_Task_. What is needed is an exact copy of all the entries.

Web page and app entries:
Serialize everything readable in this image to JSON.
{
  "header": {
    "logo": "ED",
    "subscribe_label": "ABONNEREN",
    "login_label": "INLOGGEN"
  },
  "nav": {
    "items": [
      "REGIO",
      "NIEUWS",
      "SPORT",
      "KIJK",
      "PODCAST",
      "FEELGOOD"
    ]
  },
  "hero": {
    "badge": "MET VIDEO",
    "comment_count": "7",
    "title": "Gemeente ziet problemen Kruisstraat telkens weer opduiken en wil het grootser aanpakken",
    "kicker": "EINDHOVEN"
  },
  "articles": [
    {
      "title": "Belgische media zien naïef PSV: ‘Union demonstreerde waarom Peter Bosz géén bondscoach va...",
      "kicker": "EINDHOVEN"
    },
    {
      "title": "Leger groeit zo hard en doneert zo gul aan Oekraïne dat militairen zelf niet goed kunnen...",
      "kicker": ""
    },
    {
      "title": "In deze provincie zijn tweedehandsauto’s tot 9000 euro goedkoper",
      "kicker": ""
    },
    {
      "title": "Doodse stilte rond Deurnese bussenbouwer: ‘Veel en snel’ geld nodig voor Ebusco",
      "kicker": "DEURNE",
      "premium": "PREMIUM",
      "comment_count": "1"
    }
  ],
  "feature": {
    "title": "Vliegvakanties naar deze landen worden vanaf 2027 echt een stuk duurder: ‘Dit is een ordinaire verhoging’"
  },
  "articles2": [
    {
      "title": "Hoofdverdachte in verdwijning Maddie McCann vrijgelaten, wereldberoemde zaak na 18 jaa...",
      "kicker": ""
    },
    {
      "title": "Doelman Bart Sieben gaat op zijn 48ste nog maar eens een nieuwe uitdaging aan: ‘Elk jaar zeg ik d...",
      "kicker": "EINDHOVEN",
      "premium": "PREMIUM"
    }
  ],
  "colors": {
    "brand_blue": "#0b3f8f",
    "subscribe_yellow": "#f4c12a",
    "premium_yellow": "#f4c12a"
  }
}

_Result_.
Serialize everything readable in this image to JSON.
{
  "header": {
    "logo": "ED",
    "subscribe_label": "ABONNEREN",
    "login_label": "INLOGGEN"
  },
  "nav": {
    "items": [
      "REGIO",
      "NIEUWS",
      "SPORT",
      "KIJK",
      "PODCAST",
      "FEELGOOD"
    ]
  },
  "hero": {
    "badge": "MET VIDEO",
    "comment_count": "7",
    "title": "Gemeente ziet problemen Kruisstraat telkens weer opduiken en wil het grootser aanpakken",
    "kicker": "EINDHOVEN"
  },
  "articles": [
    {
      "title": "Belgische media zien naïef PSV: ‘Union demonstreerde waarom Peter Bosz géén bondscoach va...",
      "kicker": "EINDHOVEN"
    },
    {
      "title": "Leger groeit zo hard en doneert zo gul aan Oekraïne dat militairen zelf niet goed kunnen...",
      "kicker": ""
    },
    {
      "title": "In deze provincie zijn tweedehandsauto’s tot 9000 euro goedkoper",
      "kicker": ""
    },
    {
      "title": "Doodse stilte rond Deurnese bussenbouwer: ‘Veel en snel’ geld nodig voor Ebusco",
      "kicker": "DEURNE",
      "premium": "PREMIUM",
      "comment_count": "1"
    }
  ],
  "feature": {
    "title": "Vliegvakanties naar deze landen worden vanaf 2027 echt een stuk duurder: ‘Dit is een ordinaire verhoging’"
  },
  "articles2": [
    {
      "title": "Hoofdverdachte in verdwijning Maddie McCann vrijgelaten, wereldberoemde zaak na 18 jaa...",
      "kicker": ""
    },
    {
      "title": "Doelman Bart Sieben gaat op zijn 48ste nog maar eens een nieuwe uitdaging aan: ‘Elk jaar zeg ik d...",
      "kicker": "EINDHOVEN",
      "premium": "PREMIUM"
    }
  ],
  "colors": {
    "brand_blue": "#0b3f8f",
    "subscribe_yellow": "#f4c12a",
    "premium_yellow": "#f4c12a"
  }
}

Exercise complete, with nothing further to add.